The stories are slow to pick up, and end on the satisfying natural conclusion wholly invented by fiction. Frankly, slavery and male chauvinism are rather tired themes, specially on this planet with no history. It has to rediscover all from scratch. On the good side:
Happy endings, no they never bore me description

The first story's characters are old people, and the orthodoxally interesting part of their lives is over. Is that politically incorrect? The fact is that the only thing going on is the romance; and it's a fairly common one, contrived by the oldest, really really old, ancient, tricks in the book.
She nurses him back to health, he saves her cat from a fire. La mère Michelle invented that like, a thousand years ago.

I might have found it sweet, but it info dumped me to boredom.
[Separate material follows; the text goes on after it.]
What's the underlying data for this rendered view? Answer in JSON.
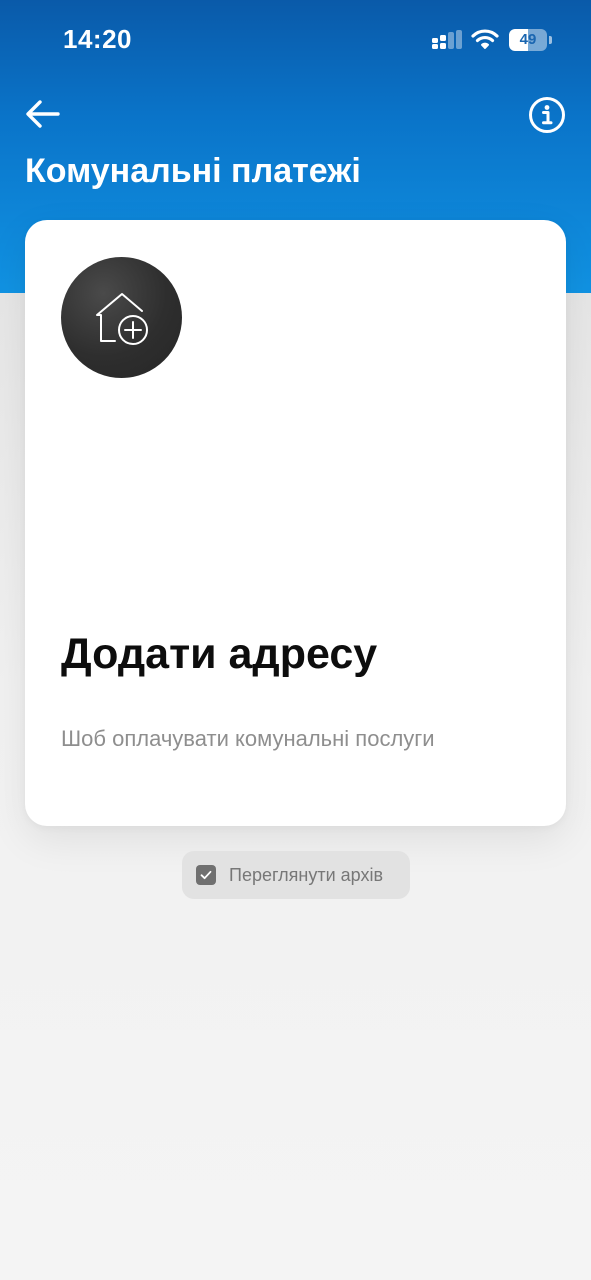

I might have liked the male protagonist, only I didn't, because I don't have pity to spare for corrupt politicians. And she was strong and independent, but only by omission, because we didn't know that much about her. On the whole, it's a shame, because I'm usually a sucker for willful old people.

I did care for the main character of the third one, but the story focused on his relationships with women and glossed over his involvement in the feminist movements of Yeowe. I find that I enjoy reading about a man who chooses to defend the rights of women. I am led to understand that black people are sick of being portrayed in fiction with a white person as a spokesman. As far as I'm concerned, men are welcome to defend us in fiction. Of course, I would object if he created the movement, but he's just willing to participate, and it's curiously moving.

The fourth one... happens... and its plot is very contrived and the main character is a bit too perfect and I should have skipped it, even though it's the longest.

The second story I liked. It was about two people made enemies by their upbringing, their experience, their beliefs, and most of all their temperament, locked up in one room, but who can think. It's about how difficult it is to understand one another, and it's a love story between flawed grown ups whose flaws are also their virtues. They dislike, then love each other for the same reasons.

There also seems so be some thinking about personal semi philosophical concepts and individual mottos, specially for the male characters: hold fast to the one noble thing, global and regional truths, and I can't remember the others (or even if there were any) but it's a great way to build a distinct character in a story so short and so focused in sci-fi's social problems.